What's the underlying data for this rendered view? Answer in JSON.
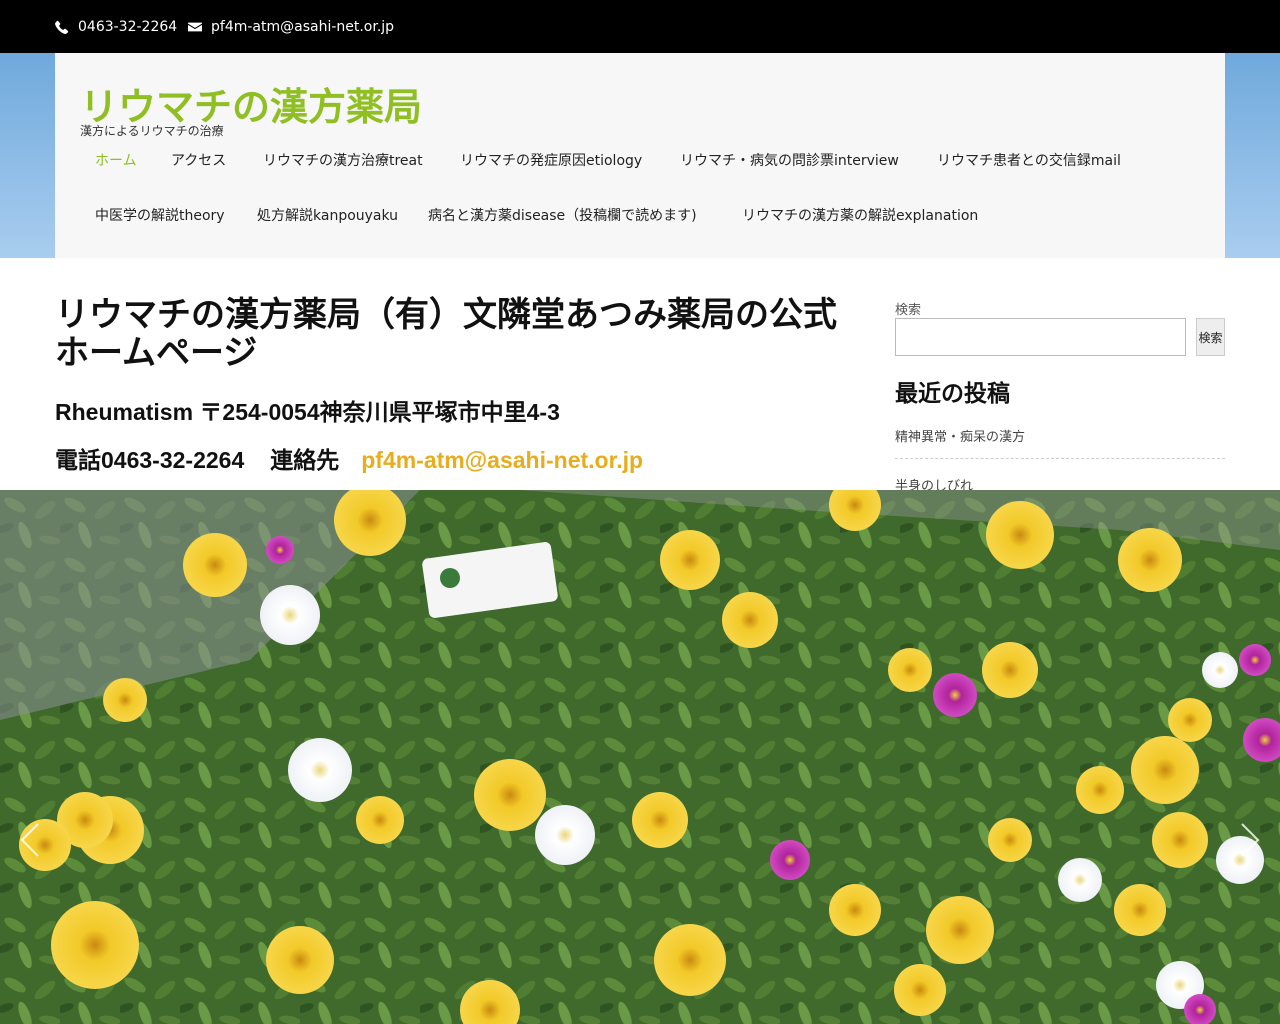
{
  "topbar": {
    "phone": "0463-32-2264",
    "email": "pf4m-atm@asahi-net.or.jp",
    "phone_icon": "phone-icon",
    "mail_icon": "envelope-icon"
  },
  "header": {
    "site_title": "リウマチの漢方薬局",
    "tagline": "漢方によるリウマチの治療"
  },
  "nav": {
    "items": [
      {
        "label": "ホーム",
        "active": true
      },
      {
        "label": "アクセス"
      },
      {
        "label": "リウマチの漢方治療treat"
      },
      {
        "label": "リウマチの発症原因etiology"
      },
      {
        "label": "リウマチ・病気の問診票interview"
      },
      {
        "label": "リウマチ患者との交信録mail"
      },
      {
        "label": "中医学の解説theory"
      },
      {
        "label": "処方解説kanpouyaku"
      },
      {
        "label": "病名と漢方薬disease（投稿欄で読めます)"
      },
      {
        "label": "リウマチの漢方薬の解説explanation"
      }
    ]
  },
  "main": {
    "title": "リウマチの漢方薬局（有）文隣堂あつみ薬局の公式ホームページ",
    "address": "Rheumatism 〒254-0054神奈川県平塚市中里4-3",
    "tel_label": "電話0463-32-2264",
    "contact_label": "連絡先",
    "email": "pf4m-atm@asahi-net.or.jp"
  },
  "sidebar": {
    "search_label": "検索",
    "search_value": "",
    "search_button": "検索",
    "recent_title": "最近の投稿",
    "recent_posts": [
      "精神異常・痴呆の漢方",
      "半身のしびれ"
    ]
  },
  "slider": {
    "prev_icon": "chevron-left-icon",
    "next_icon": "chevron-right-icon"
  },
  "colors": {
    "accent_green": "#8fbf22",
    "email_gold": "#e7ad1c",
    "topbar_bg": "#000000"
  }
}
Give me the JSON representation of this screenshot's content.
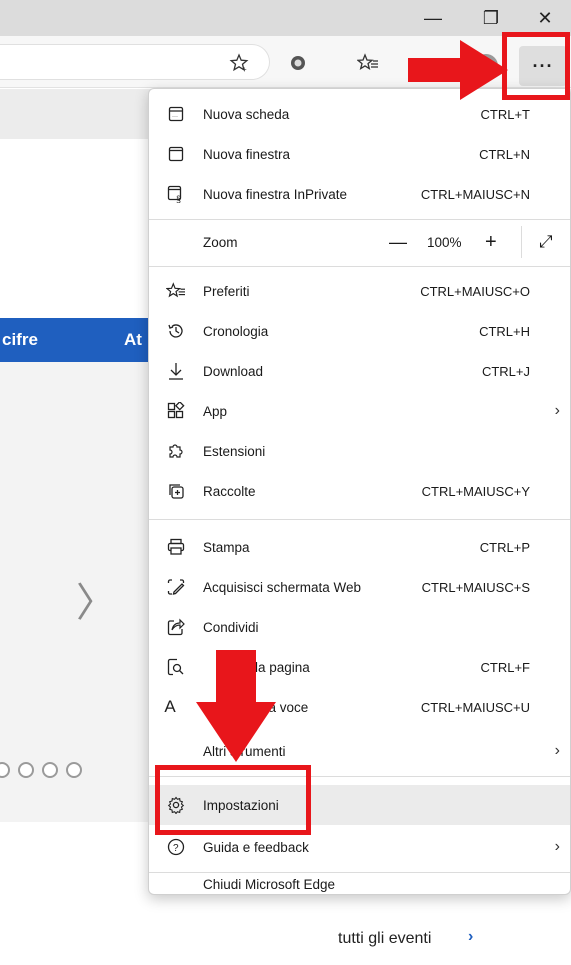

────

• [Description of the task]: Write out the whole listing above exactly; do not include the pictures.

• [Your solution]:
What's the underlying data for this rendered view? Answer in JSON.
{
  "topbar": {
    "phone": "0463-32-2264",
    "email": "pf4m-atm@asahi-net.or.jp",
    "phone_icon": "phone-icon",
    "mail_icon": "envelope-icon"
  },
  "header": {
    "site_title": "リウマチの漢方薬局",
    "tagline": "漢方によるリウマチの治療"
  },
  "nav": {
    "items": [
      {
        "label": "ホーム",
        "active": true
      },
      {
        "label": "アクセス"
      },
      {
        "label": "リウマチの漢方治療treat"
      },
      {
        "label": "リウマチの発症原因etiology"
      },
      {
        "label": "リウマチ・病気の問診票interview"
      },
      {
        "label": "リウマチ患者との交信録mail"
      },
      {
        "label": "中医学の解説theory"
      },
      {
        "label": "処方解説kanpouyaku"
      },
      {
        "label": "病名と漢方薬disease（投稿欄で読めます)"
      },
      {
        "label": "リウマチの漢方薬の解説explanation"
      }
    ]
  },
  "main": {
    "title": "リウマチの漢方薬局（有）文隣堂あつみ薬局の公式ホームページ",
    "address": "Rheumatism 〒254-0054神奈川県平塚市中里4-3",
    "tel_label": "電話0463-32-2264",
    "contact_label": "連絡先",
    "email": "pf4m-atm@asahi-net.or.jp"
  },
  "sidebar": {
    "search_label": "検索",
    "search_value": "",
    "search_button": "検索",
    "recent_title": "最近の投稿",
    "recent_posts": [
      "精神異常・痴呆の漢方",
      "半身のしびれ"
    ]
  },
  "slider": {
    "prev_icon": "chevron-left-icon",
    "next_icon": "chevron-right-icon"
  },
  "colors": {
    "accent_green": "#8fbf22",
    "email_gold": "#e7ad1c",
    "topbar_bg": "#000000"
  }
}
Give me the JSON representation of this screenshot's content.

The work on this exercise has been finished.